| STUDY MATERIAL |
········
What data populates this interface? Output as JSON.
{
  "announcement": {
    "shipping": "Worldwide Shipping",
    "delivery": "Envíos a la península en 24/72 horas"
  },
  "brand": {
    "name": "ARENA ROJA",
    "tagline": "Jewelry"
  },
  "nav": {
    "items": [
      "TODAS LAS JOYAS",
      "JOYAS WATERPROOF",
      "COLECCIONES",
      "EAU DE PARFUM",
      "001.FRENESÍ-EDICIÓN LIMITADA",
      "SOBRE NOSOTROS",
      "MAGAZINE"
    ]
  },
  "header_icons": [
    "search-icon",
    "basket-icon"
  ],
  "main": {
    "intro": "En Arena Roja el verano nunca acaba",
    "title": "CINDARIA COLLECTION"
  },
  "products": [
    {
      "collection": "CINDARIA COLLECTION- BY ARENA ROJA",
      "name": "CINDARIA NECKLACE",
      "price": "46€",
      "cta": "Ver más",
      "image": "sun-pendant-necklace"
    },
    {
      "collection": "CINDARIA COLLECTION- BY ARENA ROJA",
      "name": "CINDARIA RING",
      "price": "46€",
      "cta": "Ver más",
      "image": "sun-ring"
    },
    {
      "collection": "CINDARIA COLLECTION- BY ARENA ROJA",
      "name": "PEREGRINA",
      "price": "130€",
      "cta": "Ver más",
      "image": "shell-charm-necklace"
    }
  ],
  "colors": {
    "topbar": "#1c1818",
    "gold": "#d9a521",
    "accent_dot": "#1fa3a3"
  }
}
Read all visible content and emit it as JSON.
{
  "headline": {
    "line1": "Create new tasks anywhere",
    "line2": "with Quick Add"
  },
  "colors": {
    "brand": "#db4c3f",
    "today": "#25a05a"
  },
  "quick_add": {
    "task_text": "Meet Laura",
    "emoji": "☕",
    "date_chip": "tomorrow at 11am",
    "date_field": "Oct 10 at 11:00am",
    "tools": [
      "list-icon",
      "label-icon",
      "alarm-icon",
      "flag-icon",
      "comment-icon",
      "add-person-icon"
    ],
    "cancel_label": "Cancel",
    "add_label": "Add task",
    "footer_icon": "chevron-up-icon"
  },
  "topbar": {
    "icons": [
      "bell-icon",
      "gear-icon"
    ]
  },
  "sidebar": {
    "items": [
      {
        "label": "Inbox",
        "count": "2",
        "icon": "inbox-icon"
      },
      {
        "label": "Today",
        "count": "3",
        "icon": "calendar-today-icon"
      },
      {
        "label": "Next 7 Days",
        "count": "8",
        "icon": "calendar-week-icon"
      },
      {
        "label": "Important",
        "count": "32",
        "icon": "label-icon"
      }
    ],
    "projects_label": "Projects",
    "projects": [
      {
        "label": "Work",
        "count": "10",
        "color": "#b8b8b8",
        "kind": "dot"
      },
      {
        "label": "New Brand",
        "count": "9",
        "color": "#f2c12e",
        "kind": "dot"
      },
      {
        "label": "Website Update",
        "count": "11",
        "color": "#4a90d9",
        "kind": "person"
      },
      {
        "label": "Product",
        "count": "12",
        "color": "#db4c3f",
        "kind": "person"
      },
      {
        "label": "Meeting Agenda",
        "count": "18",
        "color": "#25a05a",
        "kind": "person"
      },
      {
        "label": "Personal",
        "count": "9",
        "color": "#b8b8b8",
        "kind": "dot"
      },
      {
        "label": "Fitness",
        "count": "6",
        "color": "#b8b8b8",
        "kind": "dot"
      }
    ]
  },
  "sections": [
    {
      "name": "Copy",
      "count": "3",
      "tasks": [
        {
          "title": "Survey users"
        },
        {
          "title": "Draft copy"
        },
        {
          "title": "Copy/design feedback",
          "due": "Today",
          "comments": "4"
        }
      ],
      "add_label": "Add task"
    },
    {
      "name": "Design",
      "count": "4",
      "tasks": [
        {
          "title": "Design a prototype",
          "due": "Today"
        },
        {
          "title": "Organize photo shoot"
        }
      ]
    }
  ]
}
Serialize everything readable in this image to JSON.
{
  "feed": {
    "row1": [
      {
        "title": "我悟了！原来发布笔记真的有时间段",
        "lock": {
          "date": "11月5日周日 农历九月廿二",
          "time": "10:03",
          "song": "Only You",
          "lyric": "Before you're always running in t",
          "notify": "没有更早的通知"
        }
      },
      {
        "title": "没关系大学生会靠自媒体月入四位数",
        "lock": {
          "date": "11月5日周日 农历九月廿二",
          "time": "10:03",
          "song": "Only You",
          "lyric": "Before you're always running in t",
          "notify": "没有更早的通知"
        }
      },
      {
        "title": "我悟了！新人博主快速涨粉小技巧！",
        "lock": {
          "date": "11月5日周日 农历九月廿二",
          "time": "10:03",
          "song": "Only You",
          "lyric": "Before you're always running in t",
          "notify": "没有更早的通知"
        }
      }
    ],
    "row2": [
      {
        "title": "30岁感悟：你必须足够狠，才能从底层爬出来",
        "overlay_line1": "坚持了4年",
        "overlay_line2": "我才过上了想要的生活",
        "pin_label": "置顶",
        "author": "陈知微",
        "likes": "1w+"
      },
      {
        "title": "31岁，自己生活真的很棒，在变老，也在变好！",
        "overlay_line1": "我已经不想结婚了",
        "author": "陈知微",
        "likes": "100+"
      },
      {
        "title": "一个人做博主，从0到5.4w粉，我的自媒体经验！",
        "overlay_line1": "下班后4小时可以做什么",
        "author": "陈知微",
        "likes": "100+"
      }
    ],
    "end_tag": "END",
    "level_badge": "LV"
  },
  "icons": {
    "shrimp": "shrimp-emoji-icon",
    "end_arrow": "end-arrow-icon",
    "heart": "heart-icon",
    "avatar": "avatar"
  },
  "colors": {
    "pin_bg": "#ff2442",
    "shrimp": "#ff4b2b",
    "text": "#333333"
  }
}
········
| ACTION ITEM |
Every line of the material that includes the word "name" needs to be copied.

| ANSWER TO THE PROBLEM |
    "name": "ARENA ROJA",
      "name": "CINDARIA NECKLACE",
      "name": "CINDARIA RING",
      "name": "PEREGRINA",
      "name": "Copy",
      "name": "Design",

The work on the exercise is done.